Force to stop a moving rope vs. stagnation pressure of a fluid

Let $\lambda$ be a linear density of a rope which is moving into a scale at velocity v. The additional force on the scale due to the collision is given as $\frac{d p}{d t} = v\frac{d m}{d t} = \lambda v^2$.

For an incompressible fluid, the stagnation pressure from stopping a column of water in excess of static pressure is

$$\frac{1}{2}\rho v^2$$

We can easily compare the forms by, for example multiplying by the width of the column to obtain a linear density of the fluid, or consider hitting the scale with a continuum of infinitesimal ropes. It seems the $\frac{1}{2}$ factor would remain different.

So what is the explanation for this relative factor of $\frac{1}{2}$? I have tossed around a few ideas but I'm curious what you may think.

• I don't see why the mass of your rope changes? Jul 16 '14 at 6:19
• Can you provide a link for your equation $\tfrac{1}{2}\rho v^2$? Jul 16 '14 at 6:27

Your derivation of the additional force on the scale for the falling rope is wrong, both cases yield the same results.

If I understand correctly you are comparing the effect of a rope falling on a scale, to the similar fall of a liquid, something like this schematically: The problem of your reasoning is related to a misconception of the stagnation pressure, which takes no part in this problem. You have used a term of the Bernoulli equation usually called dynamic pressure. The stagnation pressure is the pressure inside any point of a liquid in static conditions, and it will be the maximum pressure attainable inside an incompressible liquid (see Princeton site). Here you can argue that the liquid already fallen and inside the vessel has this pressure, but in any case none of these pressures are relevant to your problem: the falling of the liquid is completely analogous to the falling of the rope, and your derivation should be the same, using $\rho$ instead of $\lambda$.

Although the expressions are deceivingly similar, they refer to different scenarios.

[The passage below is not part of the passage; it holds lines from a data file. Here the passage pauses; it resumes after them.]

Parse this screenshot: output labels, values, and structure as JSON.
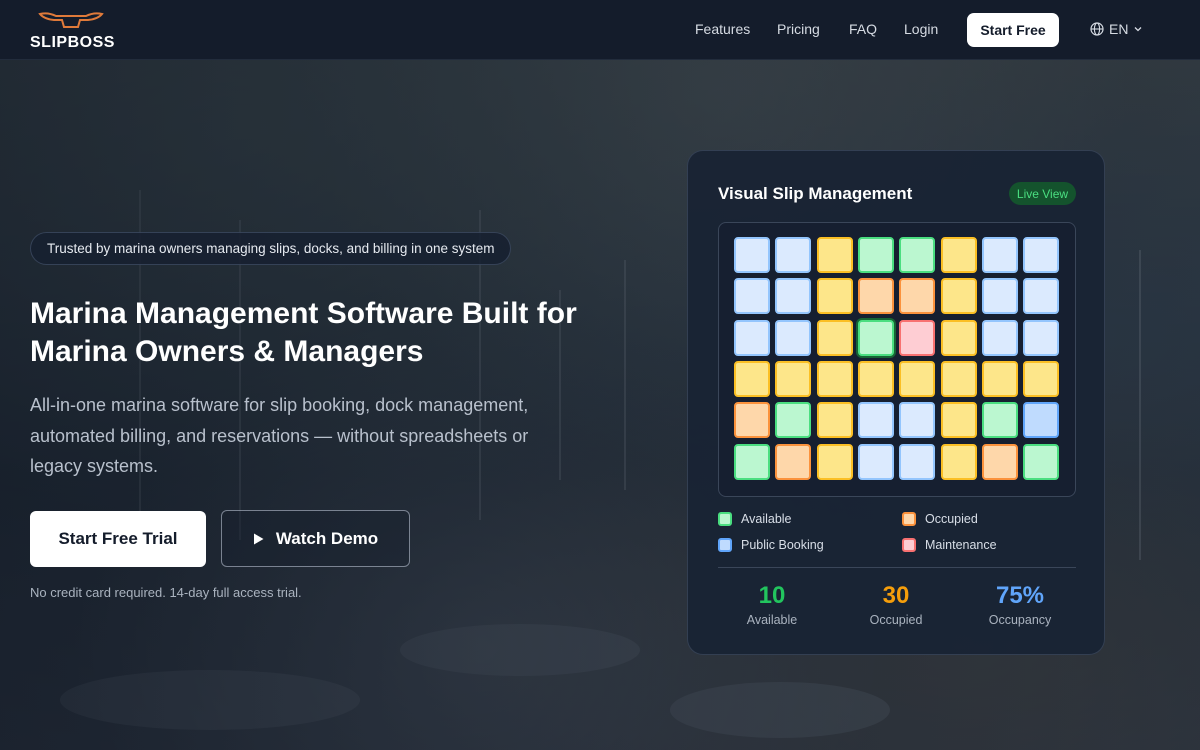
{
  "brand": {
    "name": "SLIPBOSS"
  },
  "nav": {
    "links": [
      "Features",
      "Pricing",
      "FAQ",
      "Login"
    ],
    "cta": "Start Free",
    "language": "EN"
  },
  "hero": {
    "trust": "Trusted by marina owners managing slips, docks, and billing in one system",
    "headline_line1": "Marina Management Software Built for",
    "headline_line2": "Marina Owners & Managers",
    "subtext": "All-in-one marina software for slip booking, dock management, automated billing, and reservations — without spreadsheets or legacy systems.",
    "primary_cta": "Start Free Trial",
    "secondary_cta": "Watch Demo",
    "disclaimer": "No credit card required. 14-day full access trial."
  },
  "panel": {
    "title": "Visual Slip Management",
    "badge": "Live View",
    "colors": {
      "available": "#4ade80",
      "occupied": "#fbbf24",
      "occupied_orange": "#fb923c",
      "public_booking": "#93c5fd",
      "maintenance": "#f87171"
    },
    "grid": [
      [
        "public",
        "public",
        "occupied",
        "available",
        "available",
        "occupied",
        "public",
        "public"
      ],
      [
        "public",
        "public",
        "occupied",
        "occupied-o",
        "occupied-o",
        "occupied",
        "public",
        "public"
      ],
      [
        "public",
        "public",
        "occupied",
        "available-selected",
        "maint",
        "occupied",
        "public",
        "public"
      ],
      [
        "occupied",
        "occupied",
        "occupied",
        "occupied",
        "occupied",
        "occupied",
        "occupied",
        "occupied"
      ],
      [
        "occupied-o",
        "available",
        "occupied",
        "public",
        "public",
        "occupied",
        "available",
        "public-strong"
      ],
      [
        "available",
        "occupied-o",
        "occupied",
        "public",
        "public",
        "occupied",
        "occupied-o",
        "available"
      ]
    ],
    "legend": {
      "available": "Available",
      "occupied": "Occupied",
      "public_booking": "Public Booking",
      "maintenance": "Maintenance"
    },
    "stats": [
      {
        "value": "10",
        "label": "Available",
        "color": "#22c55e"
      },
      {
        "value": "30",
        "label": "Occupied",
        "color": "#f59e0b"
      },
      {
        "value": "75%",
        "label": "Occupancy",
        "color": "#60a5fa"
      }
    ]
  }
}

Now on deriving your expression, the fundamental hint indicating that the above is not true, is that if you find the work invested in stopping the rope you get $mv_o^2$ ($v_o$ is the initial velocity of the rope) which is twice the total energy (just kinetic) that the rope had initially.

The thing is you are assuming that each portion of rope (of mass $\lambda$) stops immediately, which means that there is an infinite magnitude force. $$F_{\lambda}=-\frac{dp}{dt}= A \delta (t-t_o)$$ where $A$ is a constant unknown, $t_o$ is the time in which the force $F_{\lambda}$ acts, and the negative sign is because the force stopping the rope is opposed to the movement. We can find this constant by equating the impulse involved in stopping a rope element: $$J_{\lambda} = \int_0^{\infty} F_{\lambda} dt = A$$ and we know that this impulse has to equal the momentum loss $\Delta p_{\lambda} = \lambda \Delta x v_o$, where we the portion of mass of the rope fragment is put as $\Delta m = \lambda \Delta x$. Therefore we have: $$J_{\lambda} = \int_0^{\infty} F_{\lambda} dt = A\int_0^{\infty} \delta (t-t_o) dt = A = \lambda \Delta x v_o$$ So the proper expression of the element of force on the scale (opposite to the one on rope) is:

$$F_{\lambda}= \Delta m v_o \delta(t-t_o)$$

Some important notes:

1) Here we must not mistake $\Delta x$ as related to $v_o$, since it is the length of rope corresponding to the rope mass $\Delta m$. So $\Delta t = \frac{\Delta x}{v_o}$ is not the time in which the force acts (unless we assume so, and the problem is different).

2) The dimensions are correct, bearing in mind that $\delta (t - t_o)$ has to have dimensions of $T^{-1}$ since $\int_0^{\infty} \delta (t-t_o) dt = 1$

3) There is no mechanical work performed here $\int W dx = 0$ since we have assumed no displacement of the scale. But in fact this would also imply no deformation of the rope, and no redistribution of the water inside the glass to fill it. So in reality the loss of kinetic energy has been invested as the work involved in deforming the rope (and redistributing water) which, although not evident to calculate, should ultimately yield $\frac {m v_o^2}{2}$ the total initial kinetic energy.

• Would you be able to derive the correct expression for the falling rope? Jul 20 '14 at 22:35
• Sorry I forgot to add. It is now. Jul 24 '14 at 8:44
• Isn't $\int F dt$ impulse, not work? Jul 29 '14 at 20:49
• Indeed, and the analysis should be done with impulse instead, the dimensions are wrong therefore. Thanks, I will edit it. Jul 29 '14 at 21:24